This breakthrough comes from North Carolina State University researchers, who previously created a soft robot capable of navigating basic mazes without the need for human or computer intervention. 

They have now improvised on this existing design to allow the robot to travel over complicated surfaces. 

“We’ve developed a new soft robot that is capable of turning on its own, allowing it to make its way through twisty mazes, even negotiating its way around moving obstacles. And it’s all done using physical intelligence, rather than being guided by a computer,” said Jie Yin, co-corresponding author of this new paper, in an official release. 

Navigates on the basis of "physical intelligence"

This new and advanced soft robot is based on the concept of “physical intelligence,” which refers to objects whose behavior is shaped with respect to structural design and the materials they are composed of. This feature allows it to navigate autonomously, without the need for guidance from their developers or even their computers. 

The soft robot prototype comprises “ribbon-like liquid crystal elastomers.” 

According to the official release, when these robots are positioned on a surface at least 131 degrees Fahrenheit (55 degrees Celsius), a segment of the ribbon in touch with the surface compresses while the portion of the ribbon exposed to air remains unaffected. This contraction property leads to rolling movement. Hence, the higher the surface temperature, the quicker the robot rolls.

The robot has an asymmetrical design

The structure of the robot boasts an asymmetrical design, which means it is divided into two distinct parts.

One half consists of a twisted ribbon that stretches in a straight line, while the other is a tightly twisted ribbon that spirals like a staircase. Due to its uneven design, one end of the robot applies greater force to the ground compared to the other end.

“The concept behind our new robot is fairly simple: because of its asymmetrical design, it turns without having to come into contact with an object. So, while it still changes directions when it does come into contact with an object – allowing it to navigate mazes – it cannot get stuck between parallel objects. Instead, its ability to move in arcs allows it to essentially wiggle its way free,” explained Yao Zhao, first author of the paper and a postdoctoral researcher at NC State.

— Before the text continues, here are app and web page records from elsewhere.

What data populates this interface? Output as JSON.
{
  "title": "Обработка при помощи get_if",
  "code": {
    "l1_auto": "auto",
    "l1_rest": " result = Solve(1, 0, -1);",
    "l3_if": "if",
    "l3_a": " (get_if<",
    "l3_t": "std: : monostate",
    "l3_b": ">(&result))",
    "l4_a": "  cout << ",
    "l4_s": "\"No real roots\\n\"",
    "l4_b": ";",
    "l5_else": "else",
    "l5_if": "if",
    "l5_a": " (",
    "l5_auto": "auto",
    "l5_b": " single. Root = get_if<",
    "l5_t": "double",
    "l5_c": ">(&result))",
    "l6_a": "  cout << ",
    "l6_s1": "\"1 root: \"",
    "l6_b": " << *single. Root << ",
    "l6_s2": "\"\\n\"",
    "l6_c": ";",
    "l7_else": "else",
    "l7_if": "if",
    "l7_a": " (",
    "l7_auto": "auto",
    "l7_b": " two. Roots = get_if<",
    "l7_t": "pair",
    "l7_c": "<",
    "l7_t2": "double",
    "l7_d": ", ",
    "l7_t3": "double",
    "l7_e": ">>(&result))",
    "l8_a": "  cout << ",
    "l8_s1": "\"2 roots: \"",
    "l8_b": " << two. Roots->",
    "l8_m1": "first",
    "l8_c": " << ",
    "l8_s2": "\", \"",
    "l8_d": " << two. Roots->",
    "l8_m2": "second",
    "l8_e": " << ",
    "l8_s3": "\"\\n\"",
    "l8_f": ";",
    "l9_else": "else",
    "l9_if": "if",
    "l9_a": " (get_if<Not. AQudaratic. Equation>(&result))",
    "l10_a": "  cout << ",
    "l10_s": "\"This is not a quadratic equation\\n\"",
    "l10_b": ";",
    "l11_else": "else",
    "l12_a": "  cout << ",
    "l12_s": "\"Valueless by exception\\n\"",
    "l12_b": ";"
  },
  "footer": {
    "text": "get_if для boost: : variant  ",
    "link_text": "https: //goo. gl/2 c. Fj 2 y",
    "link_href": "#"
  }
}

The scientists put its soft robot's navigation skills to the test by making it traverse through several difficult mazes, such as those with moving walls, as well as areas narrower than its own body dimensions. They tested the new robot design on a metal surface and in sand.

The need for soft robots that can travel on rough surfaces is expected to rise in the near future. Because of their distinctive form and characteristics, they have a wide range of applications in a variety of sectors, including search and rescue operations, space exploration, biological research, and even the creation of wearable electronics.